* **REQUIRED WORK**:
Reproduce the records below in full and word for word, excluding pictures.

(Excerpts from an interface dataset)
== Segment start ==

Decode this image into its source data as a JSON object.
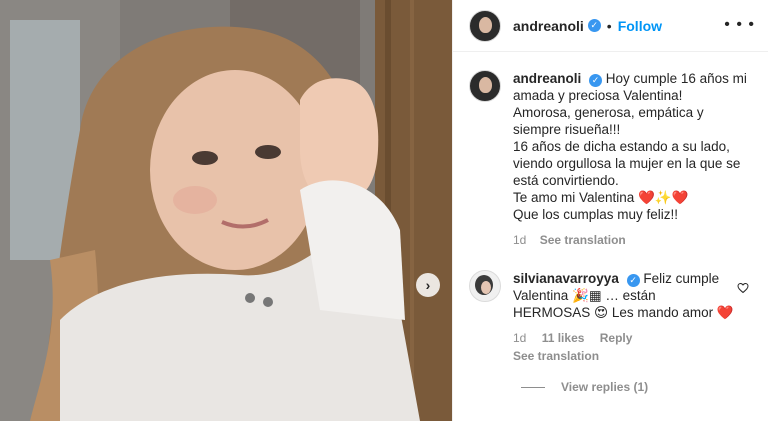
{
  "photo": {
    "next_icon": "chevron-right-icon"
  },
  "header": {
    "username": "andreanoli",
    "verified_icon": "verified-badge-icon",
    "separator": "•",
    "follow_label": "Follow",
    "more_icon": "more-options-icon"
  },
  "caption": {
    "username": "andreanoli",
    "text": "Hoy cumple 16 años mi amada y preciosa Valentina!\nAmorosa, generosa, empática y siempre risueña!!!\n16 años de dicha estando a su lado, viendo orgullosa la mujer en la que se está convirtiendo.\nTe amo mi Valentina ❤️✨❤️\nQue los cumplas muy feliz!!",
    "time": "1d",
    "translate_label": "See translation"
  },
  "comment": {
    "username": "silvianavarroyya",
    "text": "Feliz cumple Valentina 🎉▦ … están HERMOSAS 😍 Les mando amor ❤️",
    "time": "1d",
    "likes": "11 likes",
    "reply_label": "Reply",
    "translate_label": "See translation",
    "like_icon": "heart-icon"
  },
  "replies": {
    "label": "View replies (1)"
  },
  "colors": {
    "accent": "#0095f6",
    "verified": "#3897f0",
    "muted": "#8e8e8e",
    "text": "#262626"
  }
}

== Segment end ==

* **PROBLEM SOLUTION**:
Decode this image into its source data as a JSON object.
{
  "photo": {
    "next_icon": "chevron-right-icon"
  },
  "header": {
    "username": "andreanoli",
    "verified_icon": "verified-badge-icon",
    "separator": "•",
    "follow_label": "Follow",
    "more_icon": "more-options-icon"
  },
  "caption": {
    "username": "andreanoli",
    "text": "Hoy cumple 16 años mi amada y preciosa Valentina!\nAmorosa, generosa, empática y siempre risueña!!!\n16 años de dicha estando a su lado, viendo orgullosa la mujer en la que se está convirtiendo.\nTe amo mi Valentina ❤️✨❤️\nQue los cumplas muy feliz!!",
    "time": "1d",
    "translate_label": "See translation"
  },
  "comment": {
    "username": "silvianavarroyya",
    "text": "Feliz cumple Valentina 🎉▦ … están HERMOSAS 😍 Les mando amor ❤️",
    "time": "1d",
    "likes": "11 likes",
    "reply_label": "Reply",
    "translate_label": "See translation",
    "like_icon": "heart-icon"
  },
  "replies": {
    "label": "View replies (1)"
  },
  "colors": {
    "accent": "#0095f6",
    "verified": "#3897f0",
    "muted": "#8e8e8e",
    "text": "#262626"
  }
}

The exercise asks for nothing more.